### Problem to solve
Look through the lines below, find those with the word "this", and copy them.

### Extracted data
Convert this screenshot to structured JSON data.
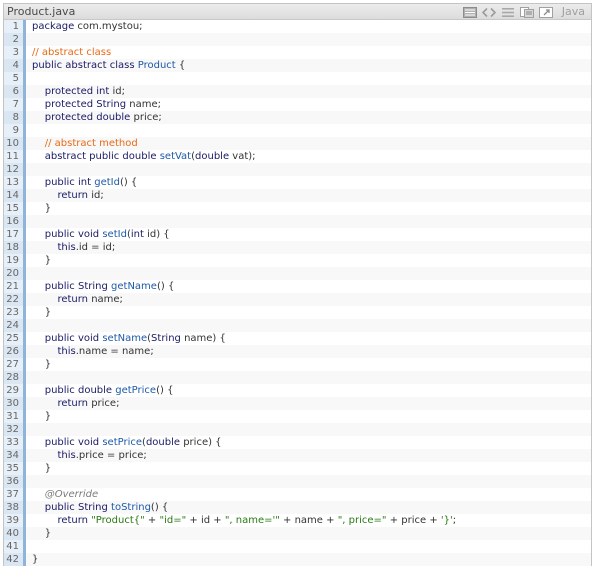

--

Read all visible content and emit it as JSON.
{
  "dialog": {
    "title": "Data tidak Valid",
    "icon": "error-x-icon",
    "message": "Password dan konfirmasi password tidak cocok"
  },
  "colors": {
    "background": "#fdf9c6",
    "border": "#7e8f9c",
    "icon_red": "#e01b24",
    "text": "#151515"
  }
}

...

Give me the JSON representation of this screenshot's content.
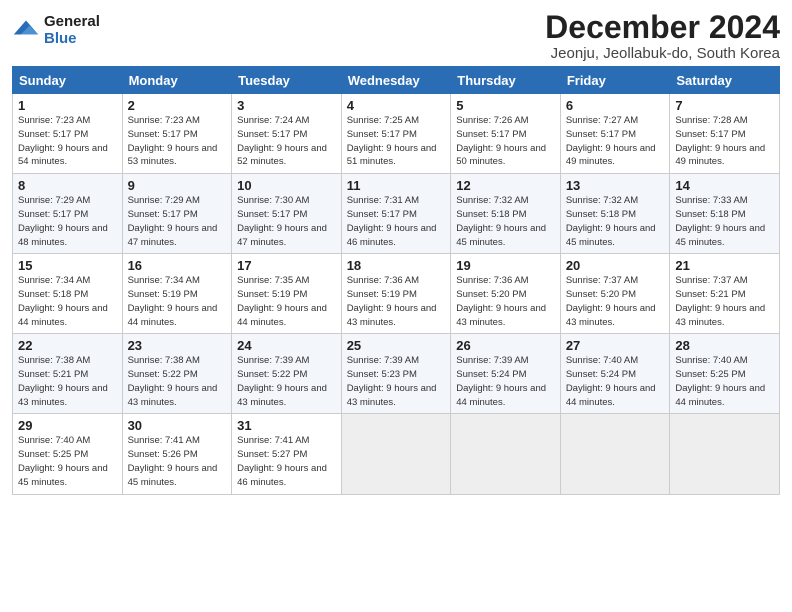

### Reply
Convert this screenshot to structured JSON data.
Give me the JSON representation of this screenshot's content.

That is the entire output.